### What needs to be done
Copy each line from the data that has the word "text" in it.

### Supplied material
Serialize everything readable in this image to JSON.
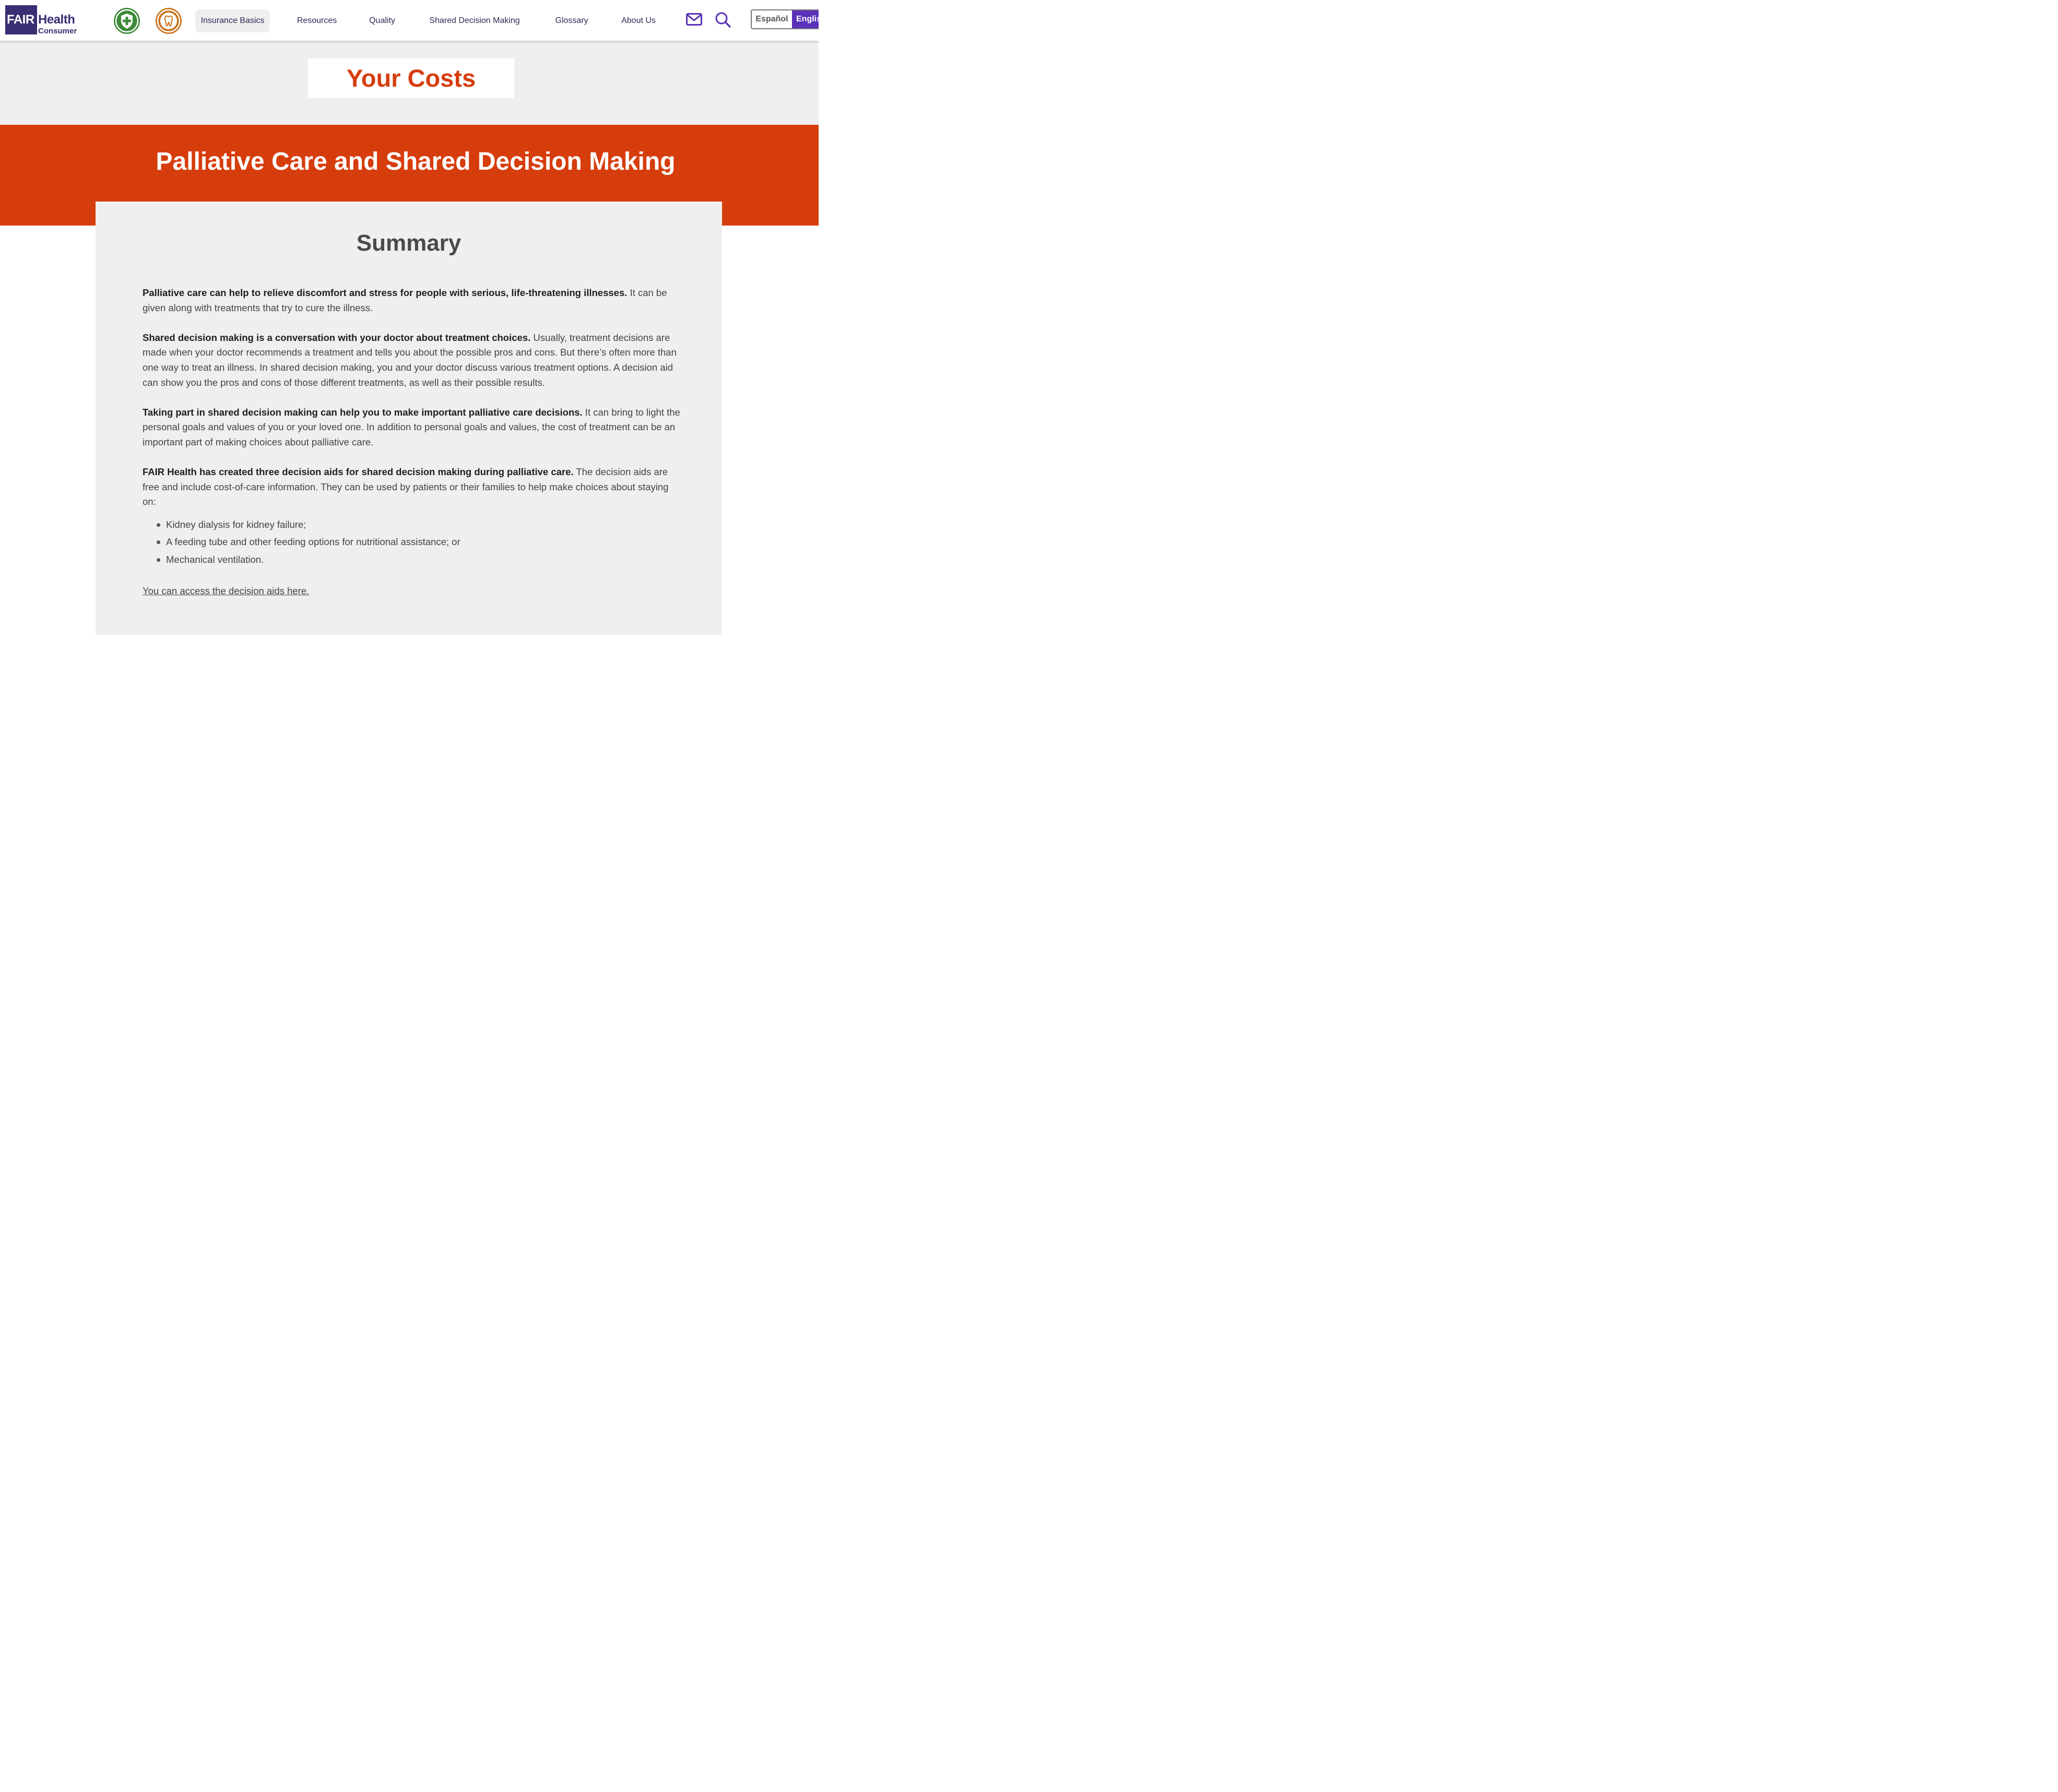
{
  "header": {
    "logo": {
      "fair": "FAIR",
      "health": "Health",
      "consumer": "Consumer"
    },
    "icons": [
      "medical-shield-icon",
      "dental-tooth-icon",
      "mail-icon",
      "search-icon"
    ],
    "nav": [
      {
        "label": "Insurance Basics",
        "active": true
      },
      {
        "label": "Resources",
        "active": false
      },
      {
        "label": "Quality",
        "active": false
      },
      {
        "label": "Shared Decision Making",
        "active": false
      },
      {
        "label": "Glossary",
        "active": false
      },
      {
        "label": "About Us",
        "active": false
      }
    ],
    "language": {
      "spanish": "Español",
      "english": "English",
      "selected": "English"
    }
  },
  "section_label": "Your Costs",
  "page_title": "Palliative Care and Shared Decision Making",
  "summary": {
    "heading": "Summary",
    "paragraphs": [
      {
        "bold": "Palliative care can help to relieve discomfort and stress for people with serious, life-threatening illnesses.",
        "text": " It can be given along with treatments that try to cure the illness."
      },
      {
        "bold": "Shared decision making is a conversation with your doctor about treatment choices.",
        "text": " Usually, treatment decisions are made when your doctor recommends a treatment and tells you about the possible pros and cons. But there’s often more than one way to treat an illness. In shared decision making, you and your doctor discuss various treatment options. A decision aid can show you the pros and cons of those different treatments, as well as their possible results."
      },
      {
        "bold": "Taking part in shared decision making can help you to make important palliative care decisions.",
        "text": " It can bring to light the personal goals and values of you or your loved one. In addition to personal goals and values, the cost of treatment can be an important part of making choices about palliative care."
      },
      {
        "bold": "FAIR Health has created three decision aids for shared decision making during palliative care.",
        "text": " The decision aids are free and include cost-of-care information. They can be used by patients or their families to help make choices about staying on:"
      }
    ],
    "bullets": [
      "Kidney dialysis for kidney failure;",
      "A feeding tube and other feeding options for nutritional assistance; or",
      "Mechanical ventilation."
    ],
    "link": "You can access the decision aids here."
  },
  "colors": {
    "brand_purple": "#3b2e73",
    "accent_orange": "#d63d0c",
    "icon_purple": "#5a31b8",
    "medical_green": "#3e8a3a",
    "dental_orange": "#c9741e"
  }
}
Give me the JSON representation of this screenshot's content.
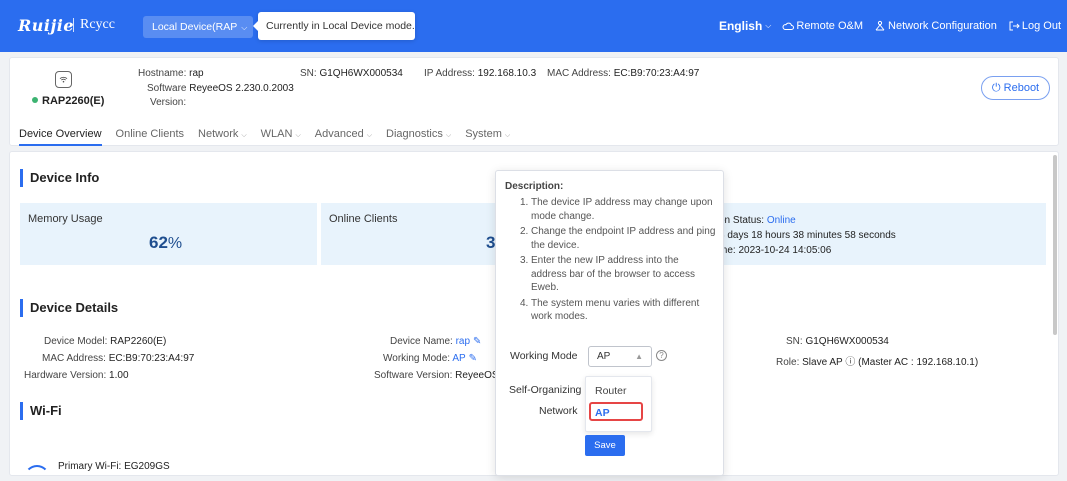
{
  "header": {
    "logo": "Ruijie",
    "logo_sub": "Rcycc",
    "mode_select": "Local Device(RAP",
    "mode_tip": "Currently in Local Device mode.",
    "language": "English",
    "remote": "Remote O&M",
    "network_config": "Network Configuration",
    "logout": "Log Out"
  },
  "device": {
    "model": "RAP2260(E)",
    "hostname_label": "Hostname:",
    "hostname": "rap",
    "software_label": "Software",
    "software": "ReyeeOS 2.230.0.2003",
    "version_label": "Version:",
    "sn_label": "SN:",
    "sn": "G1QH6WX000534",
    "ip_label": "IP Address:",
    "ip": "192.168.10.3",
    "mac_label": "MAC Address:",
    "mac": "EC:B9:70:23:A4:97",
    "reboot": "Reboot"
  },
  "tabs": [
    {
      "label": "Device Overview"
    },
    {
      "label": "Online Clients"
    },
    {
      "label": "Network"
    },
    {
      "label": "WLAN"
    },
    {
      "label": "Advanced"
    },
    {
      "label": "Diagnostics"
    },
    {
      "label": "System"
    }
  ],
  "device_info": {
    "title": "Device Info",
    "memory_label": "Memory Usage",
    "memory_value": "62",
    "memory_unit": "%",
    "clients_label": "Online Clients",
    "clients_value": "3",
    "conn_status_label": "on Status:",
    "conn_status": "Online",
    "uptime": "3 days 18 hours 38 minutes 58 seconds",
    "time_label": "me:",
    "time": "2023-10-24 14:05:06"
  },
  "device_details": {
    "title": "Device Details",
    "model_label": "Device Model:",
    "model": "RAP2260(E)",
    "mac_label": "MAC Address:",
    "mac": "EC:B9:70:23:A4:97",
    "hw_label": "Hardware Version:",
    "hw": "1.00",
    "name_label": "Device Name:",
    "name": "rap",
    "wm_label": "Working Mode:",
    "wm": "AP",
    "sw_label": "Software Version:",
    "sw": "ReyeeOS",
    "sn_label": "SN:",
    "sn": "G1QH6WX000534",
    "role_label": "Role:",
    "role": "Slave AP",
    "master_ac": "(Master AC : 192.168.10.1)"
  },
  "wifi": {
    "title": "Wi-Fi",
    "primary": "Primary Wi-Fi: EG209GS"
  },
  "popover": {
    "title": "Description:",
    "items": [
      "The device IP address may change upon mode change.",
      "Change the endpoint IP address and ping the device.",
      "Enter the new IP address into the address bar of the browser to access Eweb.",
      "The system menu varies with different work modes."
    ],
    "working_mode_label": "Working Mode",
    "working_mode_value": "AP",
    "self_org_label": "Self-Organizing",
    "network_label": "Network",
    "options": [
      "Router",
      "AP"
    ],
    "save": "Save"
  },
  "colors": {
    "primary": "#2b6def",
    "online_dot": "#3cb371",
    "highlight": "#e64545"
  }
}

### Response box
        "text": " It can be given along with treatments that try to cure the illness."
        "text": " Usually, treatment decisions are made when your doctor recommends a treatment and tells you about the possible pros and cons. But there’s often more than one way to treat an illness. In shared decision making, you and your doctor discuss various treatment options. A decision aid can show you the pros and cons of those different treatments, as well as their possible results."
        "text": " It can bring to light the personal goals and values of you or your loved one. In addition to personal goals and values, the cost of treatment can be an important part of making choices about palliative care."
        "text": " The decision aids are free and include cost-of-care information. They can be used by patients or their families to help make choices about staying on:"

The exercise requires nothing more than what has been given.